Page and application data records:
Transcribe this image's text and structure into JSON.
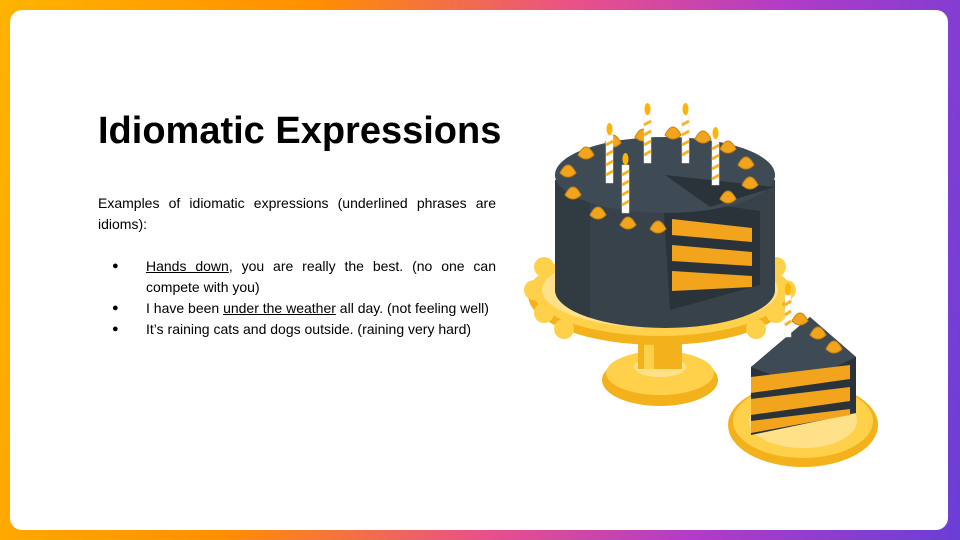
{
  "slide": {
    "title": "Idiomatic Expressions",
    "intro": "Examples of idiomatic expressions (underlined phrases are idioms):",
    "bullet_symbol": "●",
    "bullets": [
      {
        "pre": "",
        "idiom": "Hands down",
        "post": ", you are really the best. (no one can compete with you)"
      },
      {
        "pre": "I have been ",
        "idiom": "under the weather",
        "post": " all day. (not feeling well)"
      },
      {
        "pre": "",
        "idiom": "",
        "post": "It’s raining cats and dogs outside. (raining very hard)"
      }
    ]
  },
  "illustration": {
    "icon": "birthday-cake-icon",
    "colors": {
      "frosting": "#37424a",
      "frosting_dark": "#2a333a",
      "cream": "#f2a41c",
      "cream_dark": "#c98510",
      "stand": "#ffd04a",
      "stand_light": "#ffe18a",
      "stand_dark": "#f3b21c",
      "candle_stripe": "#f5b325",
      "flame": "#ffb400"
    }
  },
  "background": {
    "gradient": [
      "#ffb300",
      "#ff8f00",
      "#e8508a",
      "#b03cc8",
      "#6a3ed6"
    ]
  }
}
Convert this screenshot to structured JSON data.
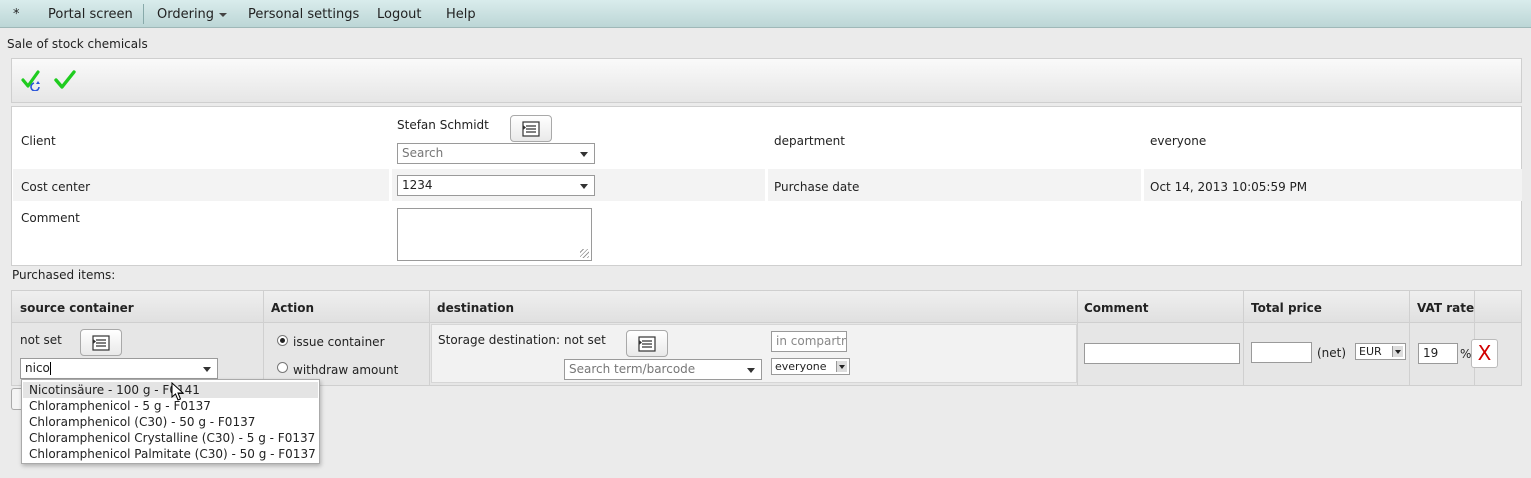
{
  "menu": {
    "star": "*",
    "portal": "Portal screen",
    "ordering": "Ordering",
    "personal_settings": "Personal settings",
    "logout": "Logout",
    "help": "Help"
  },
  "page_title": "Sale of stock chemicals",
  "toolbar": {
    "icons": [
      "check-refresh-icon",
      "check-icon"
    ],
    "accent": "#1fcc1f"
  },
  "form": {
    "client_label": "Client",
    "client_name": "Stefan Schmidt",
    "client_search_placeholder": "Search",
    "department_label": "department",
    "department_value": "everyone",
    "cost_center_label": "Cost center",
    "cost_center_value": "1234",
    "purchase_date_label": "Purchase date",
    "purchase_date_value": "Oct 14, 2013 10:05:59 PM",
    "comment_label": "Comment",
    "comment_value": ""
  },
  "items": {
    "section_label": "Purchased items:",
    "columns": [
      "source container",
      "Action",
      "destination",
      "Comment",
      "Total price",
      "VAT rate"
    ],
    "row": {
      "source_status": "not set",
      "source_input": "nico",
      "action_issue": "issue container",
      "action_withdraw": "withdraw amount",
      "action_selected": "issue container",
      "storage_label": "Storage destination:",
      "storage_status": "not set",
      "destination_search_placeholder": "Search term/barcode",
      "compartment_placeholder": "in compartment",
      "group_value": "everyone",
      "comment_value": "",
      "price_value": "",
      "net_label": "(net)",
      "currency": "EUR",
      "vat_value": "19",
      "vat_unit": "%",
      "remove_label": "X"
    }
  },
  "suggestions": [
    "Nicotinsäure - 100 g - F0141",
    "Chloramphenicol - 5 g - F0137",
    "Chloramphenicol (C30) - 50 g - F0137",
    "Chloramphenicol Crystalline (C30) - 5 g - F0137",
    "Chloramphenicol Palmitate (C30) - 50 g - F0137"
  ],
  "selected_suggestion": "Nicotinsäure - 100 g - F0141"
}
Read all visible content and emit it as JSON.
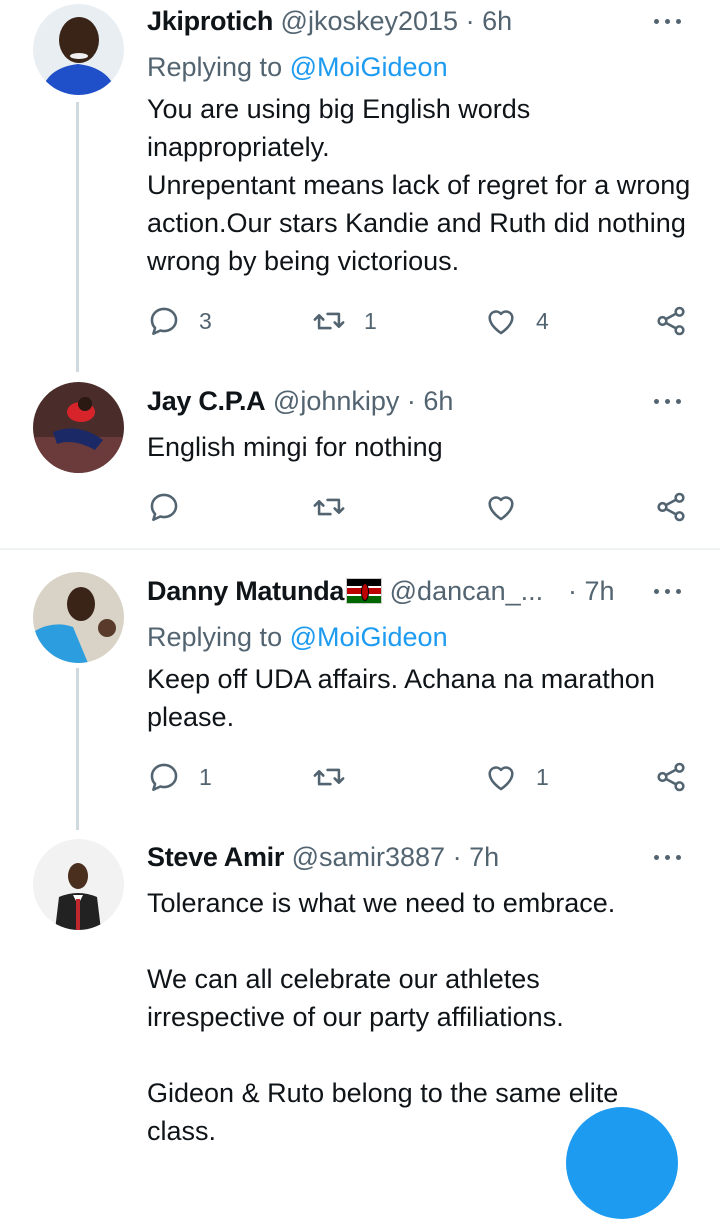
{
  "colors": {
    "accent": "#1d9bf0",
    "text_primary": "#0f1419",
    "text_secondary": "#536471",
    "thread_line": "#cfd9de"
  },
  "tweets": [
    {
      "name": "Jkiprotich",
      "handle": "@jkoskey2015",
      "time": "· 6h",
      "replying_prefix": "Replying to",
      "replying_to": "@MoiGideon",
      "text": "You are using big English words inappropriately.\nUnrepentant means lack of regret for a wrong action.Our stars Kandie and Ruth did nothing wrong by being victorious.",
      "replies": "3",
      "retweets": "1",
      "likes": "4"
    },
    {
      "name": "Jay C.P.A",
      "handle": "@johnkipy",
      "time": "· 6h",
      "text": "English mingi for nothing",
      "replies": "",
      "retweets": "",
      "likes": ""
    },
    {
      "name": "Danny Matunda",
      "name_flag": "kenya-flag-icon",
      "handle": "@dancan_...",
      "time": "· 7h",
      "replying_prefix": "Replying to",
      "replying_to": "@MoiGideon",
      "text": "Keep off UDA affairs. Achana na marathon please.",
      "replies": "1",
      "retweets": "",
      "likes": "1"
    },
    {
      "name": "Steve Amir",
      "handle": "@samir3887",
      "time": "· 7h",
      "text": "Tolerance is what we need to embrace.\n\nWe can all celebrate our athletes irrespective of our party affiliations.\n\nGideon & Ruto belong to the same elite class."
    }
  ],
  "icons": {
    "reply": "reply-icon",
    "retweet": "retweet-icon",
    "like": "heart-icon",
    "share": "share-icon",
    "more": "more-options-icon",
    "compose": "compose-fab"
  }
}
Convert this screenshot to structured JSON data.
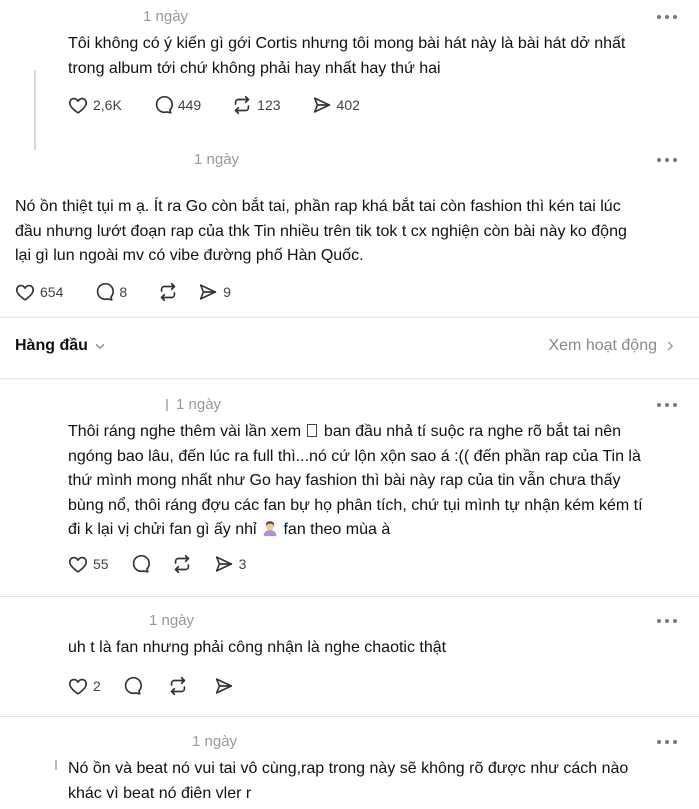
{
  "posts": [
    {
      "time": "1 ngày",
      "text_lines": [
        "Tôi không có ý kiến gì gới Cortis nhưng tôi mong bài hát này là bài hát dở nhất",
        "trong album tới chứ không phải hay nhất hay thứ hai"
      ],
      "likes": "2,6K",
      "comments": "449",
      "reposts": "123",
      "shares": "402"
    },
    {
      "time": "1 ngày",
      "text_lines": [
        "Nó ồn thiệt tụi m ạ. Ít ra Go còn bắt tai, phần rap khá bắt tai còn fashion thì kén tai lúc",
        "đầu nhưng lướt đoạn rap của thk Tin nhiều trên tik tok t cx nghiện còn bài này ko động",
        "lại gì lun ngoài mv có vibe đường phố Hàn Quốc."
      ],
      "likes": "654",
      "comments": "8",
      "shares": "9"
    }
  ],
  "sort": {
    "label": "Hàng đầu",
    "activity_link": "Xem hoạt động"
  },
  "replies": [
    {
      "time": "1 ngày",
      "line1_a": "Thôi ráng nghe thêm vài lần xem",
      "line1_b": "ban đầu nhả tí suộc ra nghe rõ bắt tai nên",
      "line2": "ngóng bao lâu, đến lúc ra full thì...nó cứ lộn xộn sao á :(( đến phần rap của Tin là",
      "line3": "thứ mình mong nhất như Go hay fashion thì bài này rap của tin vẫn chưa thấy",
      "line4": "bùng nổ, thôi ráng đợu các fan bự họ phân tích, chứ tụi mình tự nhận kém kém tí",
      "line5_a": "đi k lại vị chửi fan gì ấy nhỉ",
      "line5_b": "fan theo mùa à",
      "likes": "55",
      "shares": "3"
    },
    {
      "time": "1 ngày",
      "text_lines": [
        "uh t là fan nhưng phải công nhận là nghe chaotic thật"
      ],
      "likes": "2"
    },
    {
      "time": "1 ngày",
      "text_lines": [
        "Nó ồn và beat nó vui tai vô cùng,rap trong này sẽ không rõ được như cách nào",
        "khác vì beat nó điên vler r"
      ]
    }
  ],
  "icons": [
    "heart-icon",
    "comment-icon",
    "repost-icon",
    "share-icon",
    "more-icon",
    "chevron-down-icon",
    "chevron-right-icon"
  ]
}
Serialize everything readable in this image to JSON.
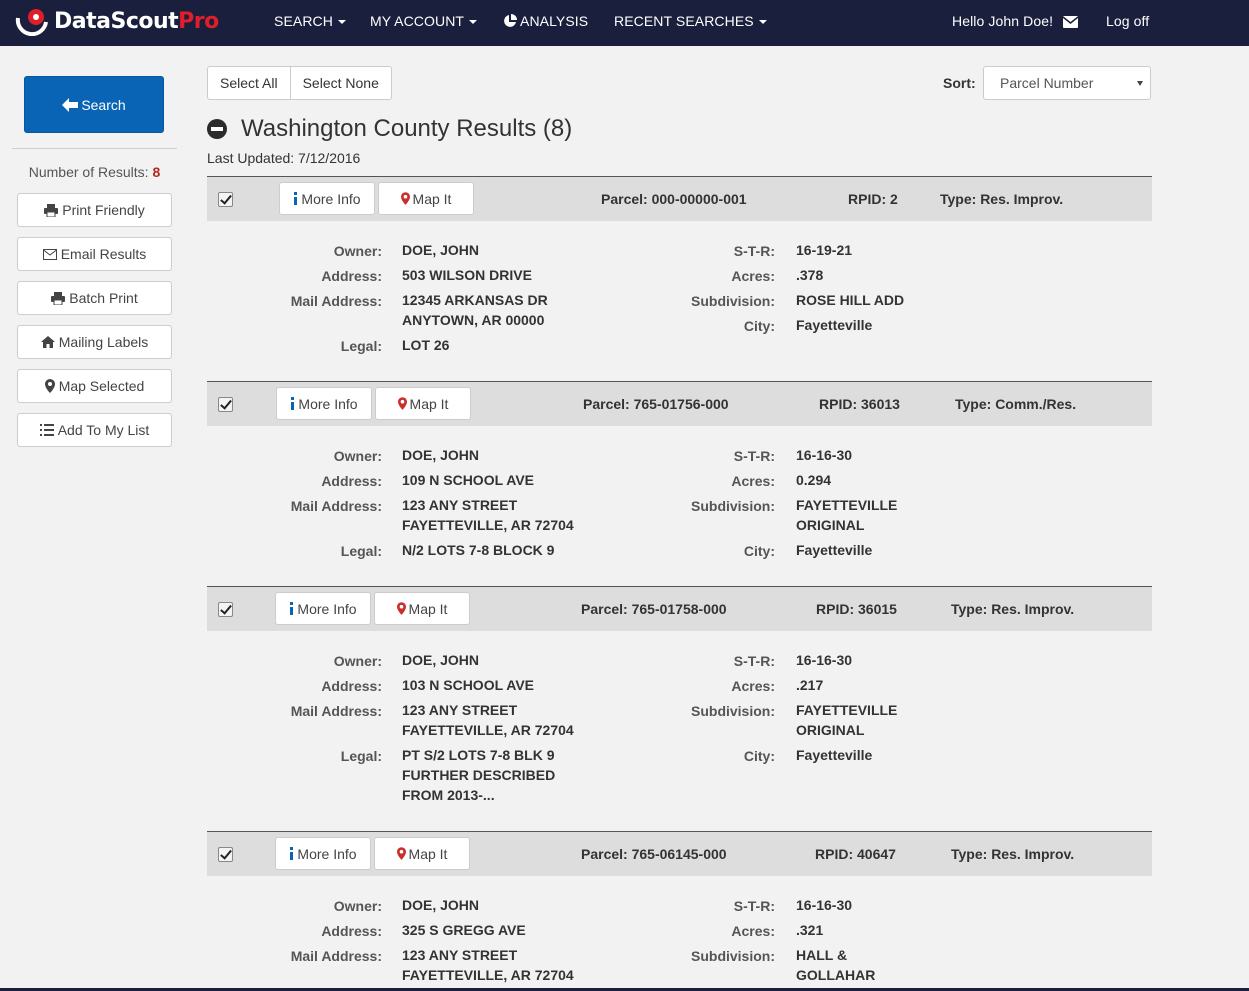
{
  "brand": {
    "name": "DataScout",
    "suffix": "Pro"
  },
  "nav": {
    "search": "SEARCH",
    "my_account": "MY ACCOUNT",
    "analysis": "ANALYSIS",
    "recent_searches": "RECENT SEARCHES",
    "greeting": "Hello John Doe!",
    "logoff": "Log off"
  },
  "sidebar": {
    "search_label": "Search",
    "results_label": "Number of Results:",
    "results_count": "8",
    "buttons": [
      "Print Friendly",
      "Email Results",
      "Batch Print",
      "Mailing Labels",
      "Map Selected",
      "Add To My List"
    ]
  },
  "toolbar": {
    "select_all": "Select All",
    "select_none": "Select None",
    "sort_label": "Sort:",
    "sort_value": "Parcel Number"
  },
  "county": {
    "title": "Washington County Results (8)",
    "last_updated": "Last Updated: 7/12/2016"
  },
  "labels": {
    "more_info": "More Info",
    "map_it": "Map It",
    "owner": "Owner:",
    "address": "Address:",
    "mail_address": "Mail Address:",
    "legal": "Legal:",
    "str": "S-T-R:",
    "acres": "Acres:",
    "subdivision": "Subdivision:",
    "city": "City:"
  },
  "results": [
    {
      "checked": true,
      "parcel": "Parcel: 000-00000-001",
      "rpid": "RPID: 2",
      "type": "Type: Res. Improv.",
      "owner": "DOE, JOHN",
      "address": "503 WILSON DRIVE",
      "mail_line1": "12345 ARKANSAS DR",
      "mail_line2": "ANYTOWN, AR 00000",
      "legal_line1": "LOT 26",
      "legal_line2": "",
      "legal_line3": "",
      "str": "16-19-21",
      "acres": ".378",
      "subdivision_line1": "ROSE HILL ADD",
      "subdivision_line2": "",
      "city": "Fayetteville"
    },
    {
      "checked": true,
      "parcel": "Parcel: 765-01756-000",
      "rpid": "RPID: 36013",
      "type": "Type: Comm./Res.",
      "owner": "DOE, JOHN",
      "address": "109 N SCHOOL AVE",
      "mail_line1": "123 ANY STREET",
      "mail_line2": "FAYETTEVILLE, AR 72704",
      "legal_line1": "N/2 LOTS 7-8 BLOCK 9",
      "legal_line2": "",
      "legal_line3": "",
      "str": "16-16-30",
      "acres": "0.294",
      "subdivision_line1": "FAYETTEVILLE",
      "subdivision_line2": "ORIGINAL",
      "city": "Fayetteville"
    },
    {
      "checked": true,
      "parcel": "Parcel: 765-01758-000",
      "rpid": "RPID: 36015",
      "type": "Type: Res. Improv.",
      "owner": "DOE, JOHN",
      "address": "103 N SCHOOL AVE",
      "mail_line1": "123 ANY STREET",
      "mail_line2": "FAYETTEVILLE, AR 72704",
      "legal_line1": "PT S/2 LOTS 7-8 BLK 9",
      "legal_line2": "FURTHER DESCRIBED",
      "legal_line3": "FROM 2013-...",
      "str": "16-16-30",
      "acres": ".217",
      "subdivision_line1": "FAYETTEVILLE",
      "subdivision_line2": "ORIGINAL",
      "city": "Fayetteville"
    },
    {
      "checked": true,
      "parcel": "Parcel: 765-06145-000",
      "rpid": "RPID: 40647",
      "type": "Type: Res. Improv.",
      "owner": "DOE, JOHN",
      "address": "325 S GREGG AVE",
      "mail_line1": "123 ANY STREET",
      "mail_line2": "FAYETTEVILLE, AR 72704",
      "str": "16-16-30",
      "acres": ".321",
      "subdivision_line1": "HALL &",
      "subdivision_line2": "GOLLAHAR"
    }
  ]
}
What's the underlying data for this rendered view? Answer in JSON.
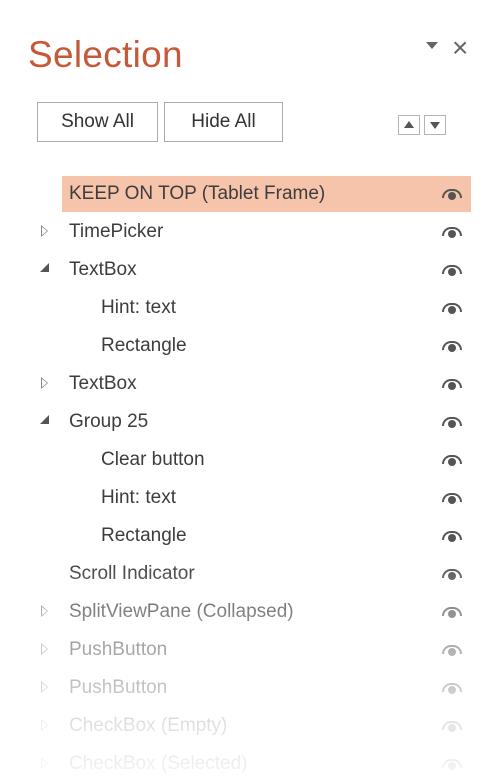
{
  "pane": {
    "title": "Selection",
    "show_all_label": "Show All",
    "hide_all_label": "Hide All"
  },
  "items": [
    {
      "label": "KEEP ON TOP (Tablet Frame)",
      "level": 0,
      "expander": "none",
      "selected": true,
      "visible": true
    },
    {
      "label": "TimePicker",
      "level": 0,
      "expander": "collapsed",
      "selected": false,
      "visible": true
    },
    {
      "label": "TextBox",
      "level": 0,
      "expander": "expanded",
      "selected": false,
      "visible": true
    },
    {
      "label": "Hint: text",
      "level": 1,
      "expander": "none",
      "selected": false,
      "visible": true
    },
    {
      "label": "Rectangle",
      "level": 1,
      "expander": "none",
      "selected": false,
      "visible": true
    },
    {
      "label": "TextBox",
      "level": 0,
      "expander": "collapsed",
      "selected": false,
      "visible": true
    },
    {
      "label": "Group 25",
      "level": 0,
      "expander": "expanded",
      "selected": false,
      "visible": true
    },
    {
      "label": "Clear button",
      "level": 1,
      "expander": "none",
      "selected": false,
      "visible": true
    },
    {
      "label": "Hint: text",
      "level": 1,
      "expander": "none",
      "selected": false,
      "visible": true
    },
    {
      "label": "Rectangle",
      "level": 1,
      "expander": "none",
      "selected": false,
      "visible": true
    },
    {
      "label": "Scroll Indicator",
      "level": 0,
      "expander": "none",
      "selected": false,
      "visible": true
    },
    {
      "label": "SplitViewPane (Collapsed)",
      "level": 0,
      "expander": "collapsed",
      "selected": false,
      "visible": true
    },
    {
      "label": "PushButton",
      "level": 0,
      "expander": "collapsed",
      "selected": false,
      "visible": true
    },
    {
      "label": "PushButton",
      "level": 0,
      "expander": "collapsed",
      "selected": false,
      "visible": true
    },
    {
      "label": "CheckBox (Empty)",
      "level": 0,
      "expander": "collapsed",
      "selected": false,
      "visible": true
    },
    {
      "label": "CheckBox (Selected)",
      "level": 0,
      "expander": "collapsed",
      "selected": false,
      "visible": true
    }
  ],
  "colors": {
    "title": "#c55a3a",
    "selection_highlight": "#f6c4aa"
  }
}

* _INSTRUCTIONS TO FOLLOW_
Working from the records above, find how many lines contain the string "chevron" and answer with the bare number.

* _ANSWER_
2